:: INFORMATION PROVIDED

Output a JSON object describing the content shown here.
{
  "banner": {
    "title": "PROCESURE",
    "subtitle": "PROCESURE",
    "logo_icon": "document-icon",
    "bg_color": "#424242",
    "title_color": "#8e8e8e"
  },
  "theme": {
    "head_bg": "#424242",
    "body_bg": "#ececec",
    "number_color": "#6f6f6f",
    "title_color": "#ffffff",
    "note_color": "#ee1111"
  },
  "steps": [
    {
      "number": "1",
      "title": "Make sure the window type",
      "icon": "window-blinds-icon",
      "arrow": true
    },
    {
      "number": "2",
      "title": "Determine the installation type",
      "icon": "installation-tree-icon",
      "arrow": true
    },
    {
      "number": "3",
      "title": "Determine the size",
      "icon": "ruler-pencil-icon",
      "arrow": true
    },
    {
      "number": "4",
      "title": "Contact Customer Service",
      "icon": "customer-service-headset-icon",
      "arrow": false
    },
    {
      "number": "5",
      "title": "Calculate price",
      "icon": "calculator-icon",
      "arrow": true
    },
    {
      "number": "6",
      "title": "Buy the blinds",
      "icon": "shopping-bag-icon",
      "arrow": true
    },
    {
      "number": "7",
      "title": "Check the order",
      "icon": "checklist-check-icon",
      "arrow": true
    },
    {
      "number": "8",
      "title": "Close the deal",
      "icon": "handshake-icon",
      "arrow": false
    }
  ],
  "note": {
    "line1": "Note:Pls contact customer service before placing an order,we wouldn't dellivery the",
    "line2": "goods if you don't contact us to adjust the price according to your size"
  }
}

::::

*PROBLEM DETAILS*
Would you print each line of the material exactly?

*WRITTEN REPLY*
Output a JSON object describing the content shown here.
{
  "banner": {
    "title": "PROCESURE",
    "subtitle": "PROCESURE",
    "logo_icon": "document-icon",
    "bg_color": "#424242",
    "title_color": "#8e8e8e"
  },
  "theme": {
    "head_bg": "#424242",
    "body_bg": "#ececec",
    "number_color": "#6f6f6f",
    "title_color": "#ffffff",
    "note_color": "#ee1111"
  },
  "steps": [
    {
      "number": "1",
      "title": "Make sure the window type",
      "icon": "window-blinds-icon",
      "arrow": true
    },
    {
      "number": "2",
      "title": "Determine the installation type",
      "icon": "installation-tree-icon",
      "arrow": true
    },
    {
      "number": "3",
      "title": "Determine the size",
      "icon": "ruler-pencil-icon",
      "arrow": true
    },
    {
      "number": "4",
      "title": "Contact Customer Service",
      "icon": "customer-service-headset-icon",
      "arrow": false
    },
    {
      "number": "5",
      "title": "Calculate price",
      "icon": "calculator-icon",
      "arrow": true
    },
    {
      "number": "6",
      "title": "Buy the blinds",
      "icon": "shopping-bag-icon",
      "arrow": true
    },
    {
      "number": "7",
      "title": "Check the order",
      "icon": "checklist-check-icon",
      "arrow": true
    },
    {
      "number": "8",
      "title": "Close the deal",
      "icon": "handshake-icon",
      "arrow": false
    }
  ],
  "note": {
    "line1": "Note:Pls contact customer service before placing an order,we wouldn't dellivery the",
    "line2": "goods if you don't contact us to adjust the price according to your size"
  }
}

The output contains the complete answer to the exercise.